There are also family dynamics that I'm vaguely aware of, things that I was too young to understand at the time. I've always been closest with my mother's side of the family. They lived nearby and the grandkid squad was four girls, all fairly close in age. They were as much my sisters as my actual sister. The cousins and grandparents on my father's side lived further away and were more distant in age, though they definitely grew into some excellent adults. I also get the feeling that my mom didn't entirely get on well with my dad's parents, or at least my grandfather. Maybe I'm wrong, maybe it didn't really start until later, but there was a big falling out after my dad died. Then came the cross-country move that kept us apart physically. It all worked out, but the vague awareness of that tension has spawned some retroactive wondering as I look at earlier interactions. The fact that I'm speculating, though, is a testament to how well they shielded us. Crowding into an apartment in a strange city (to be near a specialist) and watching someone you love slowly shrivel away is a powder keg of a situation. That they managed to create any semblance of normalcy for my sister and I during that time is amazing.

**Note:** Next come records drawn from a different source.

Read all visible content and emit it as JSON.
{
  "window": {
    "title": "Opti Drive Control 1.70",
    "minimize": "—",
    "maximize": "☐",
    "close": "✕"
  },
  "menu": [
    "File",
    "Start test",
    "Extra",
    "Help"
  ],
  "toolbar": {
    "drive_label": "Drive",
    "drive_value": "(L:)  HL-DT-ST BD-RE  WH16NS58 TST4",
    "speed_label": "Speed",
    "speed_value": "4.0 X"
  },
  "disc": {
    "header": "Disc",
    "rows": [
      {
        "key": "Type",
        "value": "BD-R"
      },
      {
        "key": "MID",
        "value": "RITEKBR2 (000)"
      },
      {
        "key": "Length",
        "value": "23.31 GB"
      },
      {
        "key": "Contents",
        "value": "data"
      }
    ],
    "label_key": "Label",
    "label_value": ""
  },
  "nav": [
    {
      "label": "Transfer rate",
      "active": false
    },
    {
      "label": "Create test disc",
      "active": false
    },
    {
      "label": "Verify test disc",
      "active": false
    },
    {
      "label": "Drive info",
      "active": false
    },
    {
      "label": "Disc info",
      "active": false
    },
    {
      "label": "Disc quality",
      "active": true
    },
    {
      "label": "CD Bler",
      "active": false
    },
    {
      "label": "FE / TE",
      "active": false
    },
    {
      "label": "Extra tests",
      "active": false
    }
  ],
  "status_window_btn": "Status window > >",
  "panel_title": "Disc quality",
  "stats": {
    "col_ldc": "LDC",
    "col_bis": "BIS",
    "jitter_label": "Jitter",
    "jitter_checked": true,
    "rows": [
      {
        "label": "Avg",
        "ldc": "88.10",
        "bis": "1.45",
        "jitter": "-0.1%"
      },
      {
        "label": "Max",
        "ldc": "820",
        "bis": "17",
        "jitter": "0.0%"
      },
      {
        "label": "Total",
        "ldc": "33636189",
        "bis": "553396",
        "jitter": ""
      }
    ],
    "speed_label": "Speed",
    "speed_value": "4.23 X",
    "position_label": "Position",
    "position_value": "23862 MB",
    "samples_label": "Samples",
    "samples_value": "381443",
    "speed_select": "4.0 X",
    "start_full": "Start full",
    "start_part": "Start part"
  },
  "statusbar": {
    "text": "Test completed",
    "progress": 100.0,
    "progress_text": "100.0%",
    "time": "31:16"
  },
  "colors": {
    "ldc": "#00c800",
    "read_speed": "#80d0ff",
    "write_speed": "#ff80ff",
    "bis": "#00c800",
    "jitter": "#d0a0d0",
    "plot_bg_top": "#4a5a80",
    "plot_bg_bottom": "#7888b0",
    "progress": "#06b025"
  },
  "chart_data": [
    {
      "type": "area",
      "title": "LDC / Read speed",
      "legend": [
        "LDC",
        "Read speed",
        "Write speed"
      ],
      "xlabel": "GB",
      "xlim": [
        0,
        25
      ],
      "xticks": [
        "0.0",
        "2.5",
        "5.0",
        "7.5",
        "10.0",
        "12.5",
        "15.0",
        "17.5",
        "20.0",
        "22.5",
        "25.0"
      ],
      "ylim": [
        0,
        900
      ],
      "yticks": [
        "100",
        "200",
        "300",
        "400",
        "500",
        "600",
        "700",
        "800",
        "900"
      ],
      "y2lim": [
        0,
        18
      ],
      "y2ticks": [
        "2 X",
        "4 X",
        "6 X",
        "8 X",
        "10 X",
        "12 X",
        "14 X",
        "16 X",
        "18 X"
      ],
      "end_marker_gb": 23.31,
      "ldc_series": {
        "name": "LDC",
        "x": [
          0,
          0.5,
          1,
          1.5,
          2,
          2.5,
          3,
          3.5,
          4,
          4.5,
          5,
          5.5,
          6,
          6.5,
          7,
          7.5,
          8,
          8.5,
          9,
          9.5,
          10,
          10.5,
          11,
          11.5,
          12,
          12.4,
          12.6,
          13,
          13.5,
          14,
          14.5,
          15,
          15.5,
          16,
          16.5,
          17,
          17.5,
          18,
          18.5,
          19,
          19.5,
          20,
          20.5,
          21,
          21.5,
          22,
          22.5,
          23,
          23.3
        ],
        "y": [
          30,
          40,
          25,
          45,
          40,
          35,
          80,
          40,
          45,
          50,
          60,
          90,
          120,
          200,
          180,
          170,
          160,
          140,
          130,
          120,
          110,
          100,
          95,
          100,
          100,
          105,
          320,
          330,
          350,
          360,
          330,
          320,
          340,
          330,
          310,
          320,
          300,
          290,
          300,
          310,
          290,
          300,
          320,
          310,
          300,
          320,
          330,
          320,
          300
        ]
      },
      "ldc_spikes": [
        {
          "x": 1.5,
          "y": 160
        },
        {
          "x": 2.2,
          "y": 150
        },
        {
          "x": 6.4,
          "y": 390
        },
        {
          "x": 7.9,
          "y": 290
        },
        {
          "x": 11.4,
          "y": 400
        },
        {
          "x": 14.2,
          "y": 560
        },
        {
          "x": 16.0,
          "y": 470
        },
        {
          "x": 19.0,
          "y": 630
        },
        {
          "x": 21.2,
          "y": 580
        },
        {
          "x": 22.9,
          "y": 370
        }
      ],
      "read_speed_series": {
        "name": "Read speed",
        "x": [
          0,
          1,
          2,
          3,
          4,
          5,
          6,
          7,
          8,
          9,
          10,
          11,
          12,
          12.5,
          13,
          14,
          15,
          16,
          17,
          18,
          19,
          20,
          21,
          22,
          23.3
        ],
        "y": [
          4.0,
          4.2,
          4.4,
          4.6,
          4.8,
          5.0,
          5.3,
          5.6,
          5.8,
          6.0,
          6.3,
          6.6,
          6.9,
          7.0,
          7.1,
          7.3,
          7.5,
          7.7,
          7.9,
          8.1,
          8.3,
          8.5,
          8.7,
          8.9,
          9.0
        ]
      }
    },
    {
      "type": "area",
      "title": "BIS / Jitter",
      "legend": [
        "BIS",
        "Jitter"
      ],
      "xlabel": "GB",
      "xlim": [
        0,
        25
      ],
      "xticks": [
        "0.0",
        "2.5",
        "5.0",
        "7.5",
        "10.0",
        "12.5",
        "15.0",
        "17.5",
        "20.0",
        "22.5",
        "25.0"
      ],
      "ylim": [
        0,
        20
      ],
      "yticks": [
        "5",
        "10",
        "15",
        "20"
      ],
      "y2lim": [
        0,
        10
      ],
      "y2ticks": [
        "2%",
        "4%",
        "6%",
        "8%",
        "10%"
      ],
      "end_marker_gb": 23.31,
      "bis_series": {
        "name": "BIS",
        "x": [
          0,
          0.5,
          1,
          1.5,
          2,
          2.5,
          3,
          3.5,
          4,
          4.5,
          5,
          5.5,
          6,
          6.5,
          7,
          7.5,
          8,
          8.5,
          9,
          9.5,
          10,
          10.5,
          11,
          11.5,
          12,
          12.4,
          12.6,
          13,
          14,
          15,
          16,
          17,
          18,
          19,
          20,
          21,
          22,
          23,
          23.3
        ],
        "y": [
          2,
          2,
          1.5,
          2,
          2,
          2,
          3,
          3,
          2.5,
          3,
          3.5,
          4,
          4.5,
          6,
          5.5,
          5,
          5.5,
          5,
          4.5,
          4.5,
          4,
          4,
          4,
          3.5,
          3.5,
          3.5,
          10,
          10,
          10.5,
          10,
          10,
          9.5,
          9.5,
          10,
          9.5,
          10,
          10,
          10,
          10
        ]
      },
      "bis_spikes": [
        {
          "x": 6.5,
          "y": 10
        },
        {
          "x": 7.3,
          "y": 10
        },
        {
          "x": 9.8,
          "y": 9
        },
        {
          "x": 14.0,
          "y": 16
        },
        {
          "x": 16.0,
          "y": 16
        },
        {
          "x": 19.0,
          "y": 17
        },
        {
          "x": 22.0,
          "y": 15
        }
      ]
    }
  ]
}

Overall, it's been a nostalgic adventure that had me cackling as I unearthed new treasures. The extended family has also started a genealogy group on Facebook that has been turning up old immigration documents and other things that I've never seen or known about. Maybe, in a way, this has been an outlet for not having cute kid photos of my own - my new family photos are 80% dogs - but the memory of these younglings is definitely worth saving. I suppose as we get older we develop a desire to understand the past, not to obsess over it, but to appreciate where we come from and the hard work that previous generations put in to get us here. I finally understand why my grandmother had some many biographies and histories on her bookshelves (those crinkly plastic dust covers are another vivid sense memory) - in the grand scheme of human history, a childhood like ours is a special thing. Hell, when the world looks bleak, I remind myself that thirty-five was once a ripe old age and I've been lucky enough to have indoor plumbing for all of it. That's gotta count for something, right?
Wrapping with with some miscellaneous faves. Peace and love, y'all!